Retype the listing in full. Change nothing.

______

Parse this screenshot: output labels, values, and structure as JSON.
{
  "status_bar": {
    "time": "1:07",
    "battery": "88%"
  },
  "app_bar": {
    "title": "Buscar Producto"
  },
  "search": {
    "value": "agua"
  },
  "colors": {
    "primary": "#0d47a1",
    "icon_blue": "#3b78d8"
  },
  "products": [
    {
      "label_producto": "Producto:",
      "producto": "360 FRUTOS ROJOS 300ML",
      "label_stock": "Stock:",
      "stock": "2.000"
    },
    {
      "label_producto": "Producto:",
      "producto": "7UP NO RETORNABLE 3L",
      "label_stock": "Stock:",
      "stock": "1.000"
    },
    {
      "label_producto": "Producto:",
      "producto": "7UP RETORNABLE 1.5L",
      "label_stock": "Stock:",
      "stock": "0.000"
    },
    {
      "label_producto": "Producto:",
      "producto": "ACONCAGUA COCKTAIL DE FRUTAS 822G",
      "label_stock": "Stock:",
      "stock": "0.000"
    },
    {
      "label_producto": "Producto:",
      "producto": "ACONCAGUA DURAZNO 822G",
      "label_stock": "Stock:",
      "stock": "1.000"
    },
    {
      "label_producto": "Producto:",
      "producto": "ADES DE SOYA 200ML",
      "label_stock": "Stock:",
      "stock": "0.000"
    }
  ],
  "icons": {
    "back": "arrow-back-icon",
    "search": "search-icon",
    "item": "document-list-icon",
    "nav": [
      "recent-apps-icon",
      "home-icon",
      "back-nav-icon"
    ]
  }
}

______

The answer:
Parse this screenshot: output labels, values, and structure as JSON.
{
  "status_bar": {
    "time": "1:07",
    "battery": "88%"
  },
  "app_bar": {
    "title": "Buscar Producto"
  },
  "search": {
    "value": "agua"
  },
  "colors": {
    "primary": "#0d47a1",
    "icon_blue": "#3b78d8"
  },
  "products": [
    {
      "label_producto": "Producto:",
      "producto": "360 FRUTOS ROJOS 300ML",
      "label_stock": "Stock:",
      "stock": "2.000"
    },
    {
      "label_producto": "Producto:",
      "producto": "7UP NO RETORNABLE 3L",
      "label_stock": "Stock:",
      "stock": "1.000"
    },
    {
      "label_producto": "Producto:",
      "producto": "7UP RETORNABLE 1.5L",
      "label_stock": "Stock:",
      "stock": "0.000"
    },
    {
      "label_producto": "Producto:",
      "producto": "ACONCAGUA COCKTAIL DE FRUTAS 822G",
      "label_stock": "Stock:",
      "stock": "0.000"
    },
    {
      "label_producto": "Producto:",
      "producto": "ACONCAGUA DURAZNO 822G",
      "label_stock": "Stock:",
      "stock": "1.000"
    },
    {
      "label_producto": "Producto:",
      "producto": "ADES DE SOYA 200ML",
      "label_stock": "Stock:",
      "stock": "0.000"
    }
  ],
  "icons": {
    "back": "arrow-back-icon",
    "search": "search-icon",
    "item": "document-list-icon",
    "nav": [
      "recent-apps-icon",
      "home-icon",
      "back-nav-icon"
    ]
  }
}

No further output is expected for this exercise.